(Dataset items)
* * * * * * *

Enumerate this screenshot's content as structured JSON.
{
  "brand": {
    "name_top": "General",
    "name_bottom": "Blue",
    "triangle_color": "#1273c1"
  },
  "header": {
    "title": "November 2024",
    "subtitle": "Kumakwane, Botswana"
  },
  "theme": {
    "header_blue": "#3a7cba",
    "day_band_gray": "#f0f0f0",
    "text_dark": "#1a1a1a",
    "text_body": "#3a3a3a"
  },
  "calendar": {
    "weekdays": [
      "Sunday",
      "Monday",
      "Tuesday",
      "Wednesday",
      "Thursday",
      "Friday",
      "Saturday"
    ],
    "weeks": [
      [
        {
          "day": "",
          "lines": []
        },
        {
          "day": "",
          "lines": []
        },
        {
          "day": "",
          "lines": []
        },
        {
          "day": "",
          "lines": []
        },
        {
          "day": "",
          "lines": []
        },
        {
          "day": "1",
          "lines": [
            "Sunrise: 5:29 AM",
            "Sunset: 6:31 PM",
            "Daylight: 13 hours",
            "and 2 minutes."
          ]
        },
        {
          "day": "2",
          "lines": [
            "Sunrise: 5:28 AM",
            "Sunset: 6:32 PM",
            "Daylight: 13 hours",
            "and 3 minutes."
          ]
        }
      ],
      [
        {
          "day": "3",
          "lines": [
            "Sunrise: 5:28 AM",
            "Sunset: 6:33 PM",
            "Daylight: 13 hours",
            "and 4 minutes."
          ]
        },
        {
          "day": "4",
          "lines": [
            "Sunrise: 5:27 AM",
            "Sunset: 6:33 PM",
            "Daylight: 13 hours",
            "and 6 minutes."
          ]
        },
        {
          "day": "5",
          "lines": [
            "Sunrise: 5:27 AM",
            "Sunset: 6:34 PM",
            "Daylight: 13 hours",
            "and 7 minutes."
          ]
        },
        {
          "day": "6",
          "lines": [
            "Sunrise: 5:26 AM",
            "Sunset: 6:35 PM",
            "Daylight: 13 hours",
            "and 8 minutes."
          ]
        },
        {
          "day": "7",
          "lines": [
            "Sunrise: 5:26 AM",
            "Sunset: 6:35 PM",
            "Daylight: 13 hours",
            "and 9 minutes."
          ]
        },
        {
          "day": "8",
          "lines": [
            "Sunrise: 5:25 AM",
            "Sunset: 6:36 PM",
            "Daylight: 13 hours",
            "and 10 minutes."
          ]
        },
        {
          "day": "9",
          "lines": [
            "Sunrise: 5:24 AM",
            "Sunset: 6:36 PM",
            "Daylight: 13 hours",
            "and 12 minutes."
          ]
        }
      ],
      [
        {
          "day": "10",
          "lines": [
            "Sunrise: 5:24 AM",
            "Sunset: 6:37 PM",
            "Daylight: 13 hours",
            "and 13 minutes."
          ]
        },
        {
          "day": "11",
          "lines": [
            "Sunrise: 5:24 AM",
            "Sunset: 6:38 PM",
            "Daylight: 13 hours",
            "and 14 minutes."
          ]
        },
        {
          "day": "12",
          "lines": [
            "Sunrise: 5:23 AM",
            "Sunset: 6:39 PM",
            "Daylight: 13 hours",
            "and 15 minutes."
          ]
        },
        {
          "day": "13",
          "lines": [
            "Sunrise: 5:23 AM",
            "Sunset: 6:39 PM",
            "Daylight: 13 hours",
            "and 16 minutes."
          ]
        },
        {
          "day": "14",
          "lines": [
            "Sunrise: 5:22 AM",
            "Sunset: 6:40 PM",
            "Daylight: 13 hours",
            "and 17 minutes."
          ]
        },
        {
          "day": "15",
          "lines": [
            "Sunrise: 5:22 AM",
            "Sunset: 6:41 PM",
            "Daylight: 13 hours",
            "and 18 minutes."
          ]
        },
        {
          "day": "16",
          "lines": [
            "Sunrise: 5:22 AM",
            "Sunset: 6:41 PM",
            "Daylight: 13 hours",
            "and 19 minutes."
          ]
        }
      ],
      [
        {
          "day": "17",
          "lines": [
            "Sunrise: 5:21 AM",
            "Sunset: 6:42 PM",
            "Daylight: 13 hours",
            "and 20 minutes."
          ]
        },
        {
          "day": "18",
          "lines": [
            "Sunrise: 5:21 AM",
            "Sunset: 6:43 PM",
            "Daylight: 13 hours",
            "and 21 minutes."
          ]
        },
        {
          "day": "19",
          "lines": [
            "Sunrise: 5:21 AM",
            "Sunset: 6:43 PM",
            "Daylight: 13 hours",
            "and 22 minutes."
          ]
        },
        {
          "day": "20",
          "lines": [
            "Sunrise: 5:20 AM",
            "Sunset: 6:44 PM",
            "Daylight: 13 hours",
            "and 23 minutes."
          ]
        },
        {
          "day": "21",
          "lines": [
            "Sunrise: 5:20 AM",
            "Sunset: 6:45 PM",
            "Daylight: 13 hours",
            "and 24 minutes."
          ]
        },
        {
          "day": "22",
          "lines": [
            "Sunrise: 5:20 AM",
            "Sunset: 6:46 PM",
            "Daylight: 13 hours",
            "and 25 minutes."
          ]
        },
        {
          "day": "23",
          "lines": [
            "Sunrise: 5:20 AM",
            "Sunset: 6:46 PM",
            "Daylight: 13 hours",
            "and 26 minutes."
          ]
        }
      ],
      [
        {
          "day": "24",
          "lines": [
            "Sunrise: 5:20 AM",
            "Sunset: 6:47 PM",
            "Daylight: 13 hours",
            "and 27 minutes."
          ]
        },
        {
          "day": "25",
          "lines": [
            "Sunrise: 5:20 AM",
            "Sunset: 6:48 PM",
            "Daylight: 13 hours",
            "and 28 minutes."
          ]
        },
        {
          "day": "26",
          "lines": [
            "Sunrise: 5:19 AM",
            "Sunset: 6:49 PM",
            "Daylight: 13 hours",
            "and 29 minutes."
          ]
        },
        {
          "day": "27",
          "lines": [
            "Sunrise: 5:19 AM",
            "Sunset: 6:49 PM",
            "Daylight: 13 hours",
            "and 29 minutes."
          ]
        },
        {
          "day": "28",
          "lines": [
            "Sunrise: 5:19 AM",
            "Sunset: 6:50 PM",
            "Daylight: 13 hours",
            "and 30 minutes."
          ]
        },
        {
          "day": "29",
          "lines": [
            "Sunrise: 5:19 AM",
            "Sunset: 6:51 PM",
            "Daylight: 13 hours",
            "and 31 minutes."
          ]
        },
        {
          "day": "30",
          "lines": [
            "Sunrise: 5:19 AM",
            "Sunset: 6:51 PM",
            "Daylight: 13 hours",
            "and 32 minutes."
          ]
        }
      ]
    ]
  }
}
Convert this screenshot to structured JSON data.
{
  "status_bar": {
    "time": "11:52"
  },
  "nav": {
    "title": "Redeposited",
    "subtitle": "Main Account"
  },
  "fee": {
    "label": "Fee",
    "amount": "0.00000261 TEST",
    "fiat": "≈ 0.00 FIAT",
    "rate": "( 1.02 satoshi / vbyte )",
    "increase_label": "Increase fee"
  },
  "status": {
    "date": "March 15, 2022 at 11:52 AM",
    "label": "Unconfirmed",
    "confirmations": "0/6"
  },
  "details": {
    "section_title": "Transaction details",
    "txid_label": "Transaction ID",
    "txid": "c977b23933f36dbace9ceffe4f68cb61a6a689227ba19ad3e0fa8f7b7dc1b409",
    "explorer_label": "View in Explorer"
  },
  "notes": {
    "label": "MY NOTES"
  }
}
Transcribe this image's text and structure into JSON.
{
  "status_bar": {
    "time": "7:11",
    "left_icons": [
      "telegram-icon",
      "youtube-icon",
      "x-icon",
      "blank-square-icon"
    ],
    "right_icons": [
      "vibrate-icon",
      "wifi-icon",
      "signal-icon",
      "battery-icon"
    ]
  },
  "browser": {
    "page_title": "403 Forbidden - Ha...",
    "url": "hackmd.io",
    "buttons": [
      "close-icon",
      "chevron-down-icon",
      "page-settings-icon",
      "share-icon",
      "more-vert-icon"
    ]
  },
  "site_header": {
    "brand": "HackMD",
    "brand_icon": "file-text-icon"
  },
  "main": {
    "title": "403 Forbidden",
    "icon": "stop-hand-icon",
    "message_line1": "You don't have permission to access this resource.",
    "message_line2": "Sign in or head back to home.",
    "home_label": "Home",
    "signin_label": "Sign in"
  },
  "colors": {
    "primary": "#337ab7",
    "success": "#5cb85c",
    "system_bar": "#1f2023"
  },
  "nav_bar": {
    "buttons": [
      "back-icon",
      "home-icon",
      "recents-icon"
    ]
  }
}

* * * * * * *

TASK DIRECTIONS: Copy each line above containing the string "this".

ANSWER BELOW:
Enumerate this screenshot's content as structured JSON.
Convert this screenshot to structured JSON data.
Transcribe this image's text and structure into JSON.
    "message_line1": "You don't have permission to access this resource.",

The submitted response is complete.